----- Data records -----

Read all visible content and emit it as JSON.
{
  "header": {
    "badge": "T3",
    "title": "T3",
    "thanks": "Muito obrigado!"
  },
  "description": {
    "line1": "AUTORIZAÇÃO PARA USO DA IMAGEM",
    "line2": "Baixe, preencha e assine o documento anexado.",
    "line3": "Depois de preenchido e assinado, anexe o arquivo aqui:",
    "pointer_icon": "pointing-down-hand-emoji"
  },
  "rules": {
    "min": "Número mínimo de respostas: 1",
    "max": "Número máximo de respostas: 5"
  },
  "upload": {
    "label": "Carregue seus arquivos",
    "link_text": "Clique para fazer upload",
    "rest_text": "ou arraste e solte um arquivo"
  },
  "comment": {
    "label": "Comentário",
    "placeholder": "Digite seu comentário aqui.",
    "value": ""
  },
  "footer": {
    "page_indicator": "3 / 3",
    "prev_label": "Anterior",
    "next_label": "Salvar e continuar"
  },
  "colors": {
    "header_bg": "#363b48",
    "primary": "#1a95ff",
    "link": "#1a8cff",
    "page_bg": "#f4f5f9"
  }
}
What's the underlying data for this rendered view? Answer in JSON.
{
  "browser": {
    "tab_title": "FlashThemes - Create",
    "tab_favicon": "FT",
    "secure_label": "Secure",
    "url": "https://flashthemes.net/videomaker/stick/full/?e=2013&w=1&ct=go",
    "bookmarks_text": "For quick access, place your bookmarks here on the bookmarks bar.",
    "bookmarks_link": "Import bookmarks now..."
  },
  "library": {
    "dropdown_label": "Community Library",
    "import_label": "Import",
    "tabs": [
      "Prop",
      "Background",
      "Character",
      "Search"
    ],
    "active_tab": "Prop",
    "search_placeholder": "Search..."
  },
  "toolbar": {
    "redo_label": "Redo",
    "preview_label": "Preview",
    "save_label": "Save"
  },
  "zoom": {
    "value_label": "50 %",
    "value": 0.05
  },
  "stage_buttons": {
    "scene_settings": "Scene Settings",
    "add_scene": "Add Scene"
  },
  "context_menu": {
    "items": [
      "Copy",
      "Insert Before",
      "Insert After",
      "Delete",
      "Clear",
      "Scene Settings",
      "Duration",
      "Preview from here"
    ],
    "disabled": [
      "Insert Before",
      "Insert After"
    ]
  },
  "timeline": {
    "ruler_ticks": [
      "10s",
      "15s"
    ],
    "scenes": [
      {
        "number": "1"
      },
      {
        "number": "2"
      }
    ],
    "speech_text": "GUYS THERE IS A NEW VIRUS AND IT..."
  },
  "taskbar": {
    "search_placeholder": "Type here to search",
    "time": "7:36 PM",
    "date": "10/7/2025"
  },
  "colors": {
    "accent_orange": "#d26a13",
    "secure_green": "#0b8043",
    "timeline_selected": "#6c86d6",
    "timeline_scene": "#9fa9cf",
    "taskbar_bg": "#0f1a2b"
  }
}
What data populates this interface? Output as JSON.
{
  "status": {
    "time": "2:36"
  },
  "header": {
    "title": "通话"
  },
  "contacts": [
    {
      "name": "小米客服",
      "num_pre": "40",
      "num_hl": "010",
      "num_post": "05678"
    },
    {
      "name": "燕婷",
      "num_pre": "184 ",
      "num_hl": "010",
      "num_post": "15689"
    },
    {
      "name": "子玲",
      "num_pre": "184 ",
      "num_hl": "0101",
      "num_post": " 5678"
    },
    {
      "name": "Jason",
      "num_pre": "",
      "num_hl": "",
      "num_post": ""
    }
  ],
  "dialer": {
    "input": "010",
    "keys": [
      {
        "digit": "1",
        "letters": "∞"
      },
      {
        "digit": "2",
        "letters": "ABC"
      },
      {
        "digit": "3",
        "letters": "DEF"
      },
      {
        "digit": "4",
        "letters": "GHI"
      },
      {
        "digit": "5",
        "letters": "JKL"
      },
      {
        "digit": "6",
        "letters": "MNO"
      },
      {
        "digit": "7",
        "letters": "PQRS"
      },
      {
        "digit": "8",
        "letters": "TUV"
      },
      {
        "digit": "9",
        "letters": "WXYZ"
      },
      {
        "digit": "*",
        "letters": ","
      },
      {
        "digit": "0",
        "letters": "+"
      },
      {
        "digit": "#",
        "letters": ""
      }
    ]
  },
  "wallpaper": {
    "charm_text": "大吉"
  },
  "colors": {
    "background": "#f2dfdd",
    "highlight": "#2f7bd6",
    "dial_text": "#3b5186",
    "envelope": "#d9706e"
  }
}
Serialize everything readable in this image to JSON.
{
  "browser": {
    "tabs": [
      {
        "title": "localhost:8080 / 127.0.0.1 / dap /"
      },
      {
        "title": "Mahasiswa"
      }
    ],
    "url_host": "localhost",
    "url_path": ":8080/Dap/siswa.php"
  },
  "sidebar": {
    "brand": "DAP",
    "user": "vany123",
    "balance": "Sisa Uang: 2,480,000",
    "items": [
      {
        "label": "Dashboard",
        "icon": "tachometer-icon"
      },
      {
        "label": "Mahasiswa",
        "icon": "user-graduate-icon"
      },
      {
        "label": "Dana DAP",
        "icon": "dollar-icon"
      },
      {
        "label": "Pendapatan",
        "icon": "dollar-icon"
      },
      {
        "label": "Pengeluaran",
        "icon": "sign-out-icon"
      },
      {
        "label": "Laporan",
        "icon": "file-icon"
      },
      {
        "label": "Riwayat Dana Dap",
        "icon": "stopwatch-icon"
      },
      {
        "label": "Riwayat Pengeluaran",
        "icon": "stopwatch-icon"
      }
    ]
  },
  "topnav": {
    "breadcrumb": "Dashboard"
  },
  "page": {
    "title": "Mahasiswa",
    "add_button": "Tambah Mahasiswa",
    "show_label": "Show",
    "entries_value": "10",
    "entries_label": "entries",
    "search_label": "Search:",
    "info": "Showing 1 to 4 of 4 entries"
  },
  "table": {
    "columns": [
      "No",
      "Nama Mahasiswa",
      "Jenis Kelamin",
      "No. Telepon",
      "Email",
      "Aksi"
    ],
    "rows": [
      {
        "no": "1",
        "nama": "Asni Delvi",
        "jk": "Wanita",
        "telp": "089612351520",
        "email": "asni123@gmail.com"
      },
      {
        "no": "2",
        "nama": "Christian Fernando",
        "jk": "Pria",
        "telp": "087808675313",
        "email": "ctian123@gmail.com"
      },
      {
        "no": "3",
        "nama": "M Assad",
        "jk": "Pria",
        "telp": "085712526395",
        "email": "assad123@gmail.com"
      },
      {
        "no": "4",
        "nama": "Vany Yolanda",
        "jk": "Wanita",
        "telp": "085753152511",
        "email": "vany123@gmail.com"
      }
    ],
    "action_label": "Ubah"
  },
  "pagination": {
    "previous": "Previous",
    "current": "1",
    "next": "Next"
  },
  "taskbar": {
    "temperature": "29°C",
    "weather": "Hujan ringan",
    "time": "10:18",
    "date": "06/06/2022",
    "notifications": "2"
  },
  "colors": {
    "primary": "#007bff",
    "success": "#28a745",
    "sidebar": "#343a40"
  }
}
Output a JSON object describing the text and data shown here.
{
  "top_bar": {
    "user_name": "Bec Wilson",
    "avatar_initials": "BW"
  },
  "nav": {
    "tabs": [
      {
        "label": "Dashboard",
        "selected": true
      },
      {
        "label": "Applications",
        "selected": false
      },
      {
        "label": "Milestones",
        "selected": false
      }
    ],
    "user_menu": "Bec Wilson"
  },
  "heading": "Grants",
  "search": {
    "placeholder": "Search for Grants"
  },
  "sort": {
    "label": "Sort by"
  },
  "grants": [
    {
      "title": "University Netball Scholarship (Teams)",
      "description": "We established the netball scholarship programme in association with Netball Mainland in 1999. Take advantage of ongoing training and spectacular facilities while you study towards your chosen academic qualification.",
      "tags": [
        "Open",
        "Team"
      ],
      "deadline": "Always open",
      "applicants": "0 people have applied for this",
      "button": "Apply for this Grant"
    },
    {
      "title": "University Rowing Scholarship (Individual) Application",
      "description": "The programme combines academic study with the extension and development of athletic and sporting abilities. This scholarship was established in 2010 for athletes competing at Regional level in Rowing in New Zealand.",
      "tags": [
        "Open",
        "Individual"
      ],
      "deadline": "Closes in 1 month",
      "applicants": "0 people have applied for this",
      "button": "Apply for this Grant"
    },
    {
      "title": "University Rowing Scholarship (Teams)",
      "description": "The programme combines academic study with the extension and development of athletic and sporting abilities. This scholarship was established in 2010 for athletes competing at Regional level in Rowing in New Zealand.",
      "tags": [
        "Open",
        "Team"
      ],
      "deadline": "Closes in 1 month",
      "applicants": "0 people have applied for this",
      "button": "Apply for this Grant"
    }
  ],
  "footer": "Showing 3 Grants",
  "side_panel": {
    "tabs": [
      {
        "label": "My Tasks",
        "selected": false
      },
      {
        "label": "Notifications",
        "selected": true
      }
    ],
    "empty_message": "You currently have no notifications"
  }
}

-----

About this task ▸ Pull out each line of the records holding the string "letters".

Exercise answer ▸
        "letters": "∞"
        "letters": "ABC"
        "letters": "DEF"
        "letters": "GHI"
        "letters": "JKL"
        "letters": "MNO"
        "letters": "PQRS"
        "letters": "TUV"
        "letters": "WXYZ"
        "letters": ","
        "letters": "+"
        "letters": ""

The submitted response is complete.